On the Blue line the next day we headed for
the city's famed botanical gardens. Kirstenbosch is a microcosm of the entire Cape ecosystem, where there are more native plant species than in all the British isles combined. Unfortunately it was too hot that day for a very leisurely stroll. Next we went to "Groot Constancia", the oldest wine making region in all of South Africa, with vinyards dating to the the 17th century. And all in the eastern shadow of Table Mountain. Did I mention that the wines of South Africa are amazing, cheap (often less than $2 a glass in a restaurant), and that we've been drinking them since Kigali? Then we visited a bird sanctuary that houses, in aviaries, many injured specimens from all over the Cape - and a few from both South America and Asia that are really far from home! Then the bus ride back to Camps Bay took us along the Atlantic shore from Hout's Bay. One of the remarkable features of this drive, which has many steep inclines, is the number of cyclists that take advantage. We were really impressed with how fit, energetic and adventurous many of the Cape residents are.
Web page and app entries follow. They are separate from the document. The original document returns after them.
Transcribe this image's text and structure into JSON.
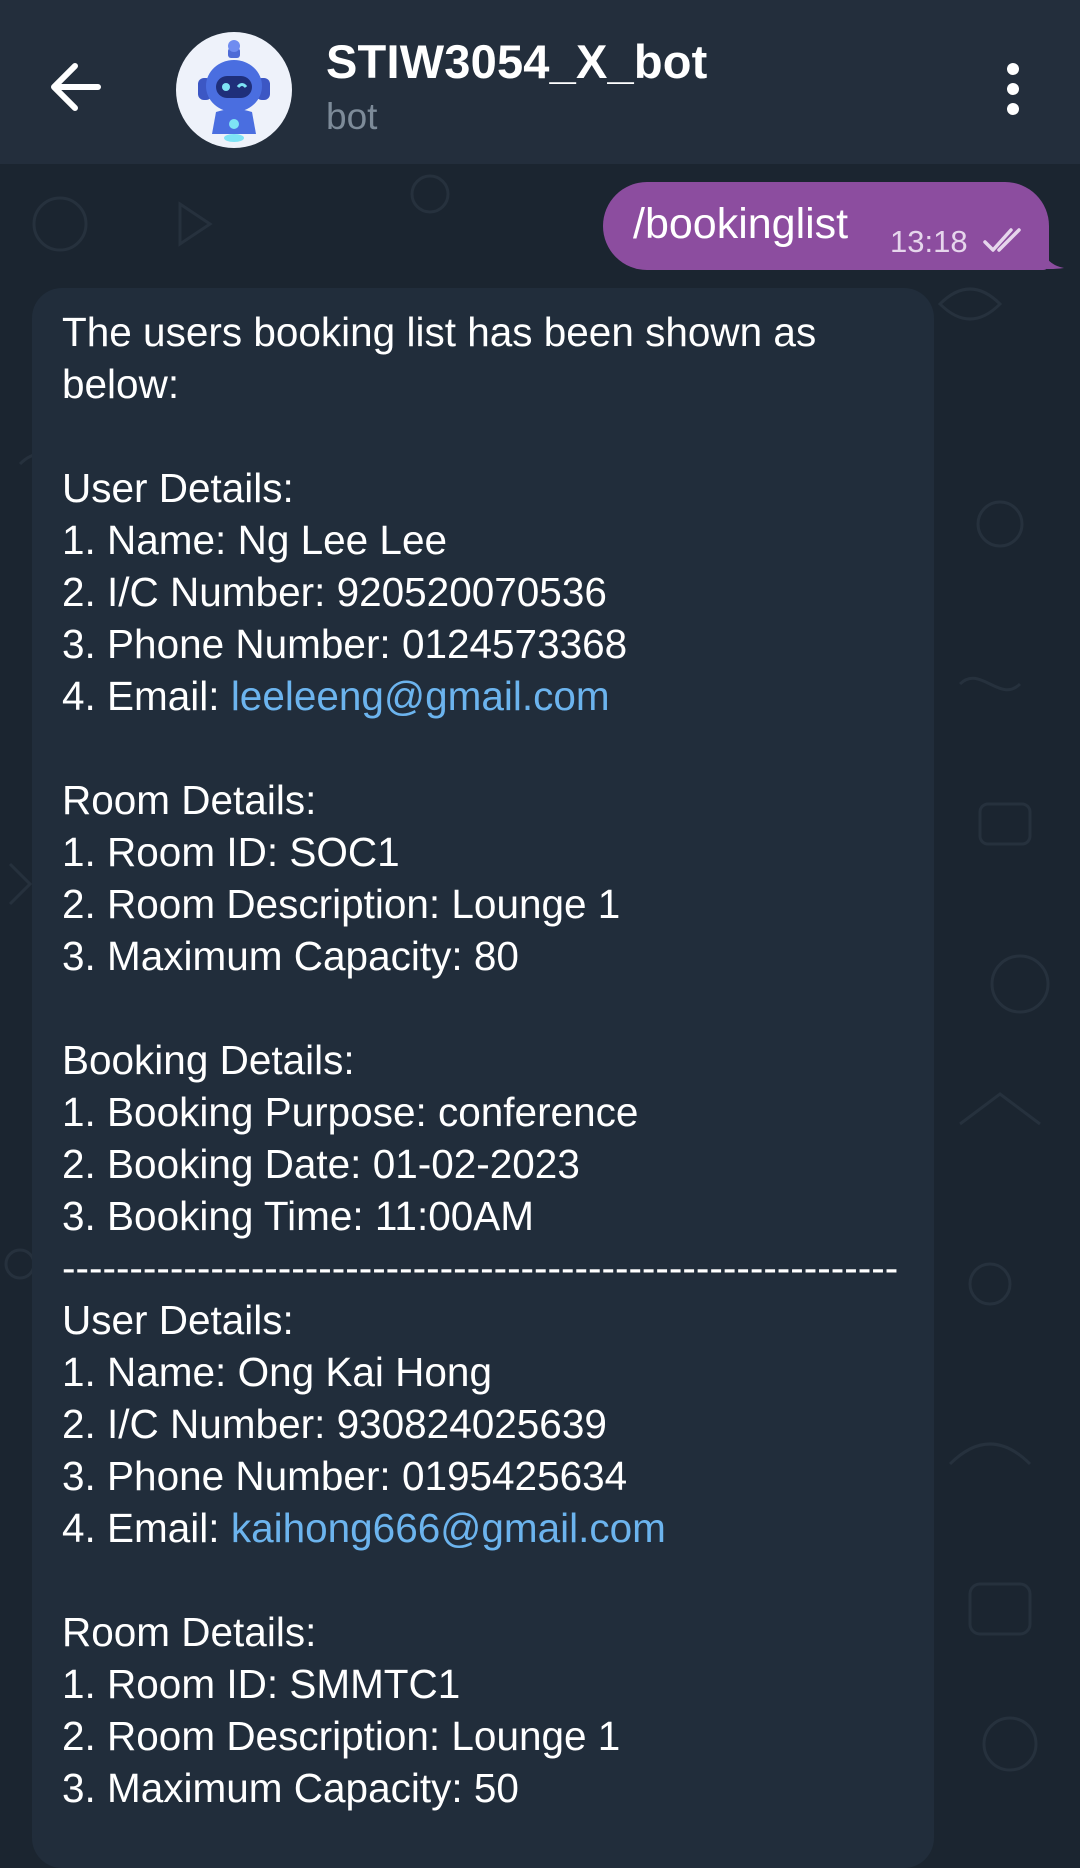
{
  "header": {
    "title": "STIW3054_X_bot",
    "subtitle": "bot",
    "back_icon": "arrow-left-icon",
    "menu_icon": "more-vertical-icon",
    "avatar_icon": "robot-avatar-icon"
  },
  "sent_message": {
    "text": "/bookinglist",
    "time": "13:18",
    "status_icon": "double-check-icon"
  },
  "received_message": {
    "intro_line1": "The users booking list has been shown as",
    "intro_line2": "below:",
    "booking1": {
      "user_heading": "User Details:",
      "name": "1. Name: Ng Lee Lee",
      "ic": "2. I/C Number: 920520070536",
      "phone": "3. Phone Number: 0124573368",
      "email_label": "4. Email: ",
      "email": "leeleeng@gmail.com",
      "room_heading": "Room Details:",
      "room_id": "1. Room ID: SOC1",
      "room_desc": "2. Room Description: Lounge 1",
      "capacity": "3. Maximum Capacity: 80",
      "booking_heading": "Booking Details:",
      "purpose": "1. Booking Purpose: conference",
      "date": "2. Booking Date: 01-02-2023",
      "time": "3. Booking Time: 11:00AM"
    },
    "separator": "--------------------------------------------------------------------------",
    "booking2": {
      "user_heading": "User Details:",
      "name": "1. Name: Ong Kai Hong",
      "ic": "2. I/C Number: 930824025639",
      "phone": "3. Phone Number: 0195425634",
      "email_label": "4. Email: ",
      "email": "kaihong666@gmail.com",
      "room_heading": "Room Details:",
      "room_id": "1. Room ID: SMMTC1",
      "room_desc": "2. Room Description: Lounge 1",
      "capacity": "3. Maximum Capacity: 50"
    }
  },
  "colors": {
    "background": "#1b2530",
    "header": "#232e3c",
    "sent_bubble": "#8c4d9f",
    "received_bubble": "#212d3b",
    "link": "#6cb4ee"
  }
}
Living in Halifax has made me too afraid of the
Lime Quarry on Robben Island
Where Political Prisoners Were Forced To Work, and "University" Met
traffic for any serious cycling. But most of these roads had good wide paved shoulders.
On our last full day in the Cape Town area we picked up our rental car and headed for Cape of Good Hope, about 60 km's from the city proper. Again a beautiful drive full of ocean and mountain vistas. And of course one cannot help but be inspired by the historical and natural wonder that is the meeting of the two great oceans - Atlantic and Indian. This is not the southern-most point in Africa (more about that in a future blog), but is traditionally and in people's imagination this is the turning point at the bottom of the continent. And the wildlife apparently know it too, with th cold water species of the Atlantic giving way, gradually, to the warm water ones of the Indian. We were back in Camps Bay for the sunset on our last night, with fittingly a light "table cloth" of cloud over the mountain, and a "mushroom cap" over signal hill.
Tot: 0.395s; Tpl: 0.04s; cc: 12; qc: 28; dbt: 0.0212s; 1; m:saturn w:www (220.127.116.11); sld: 1;
; mem: 1.4mb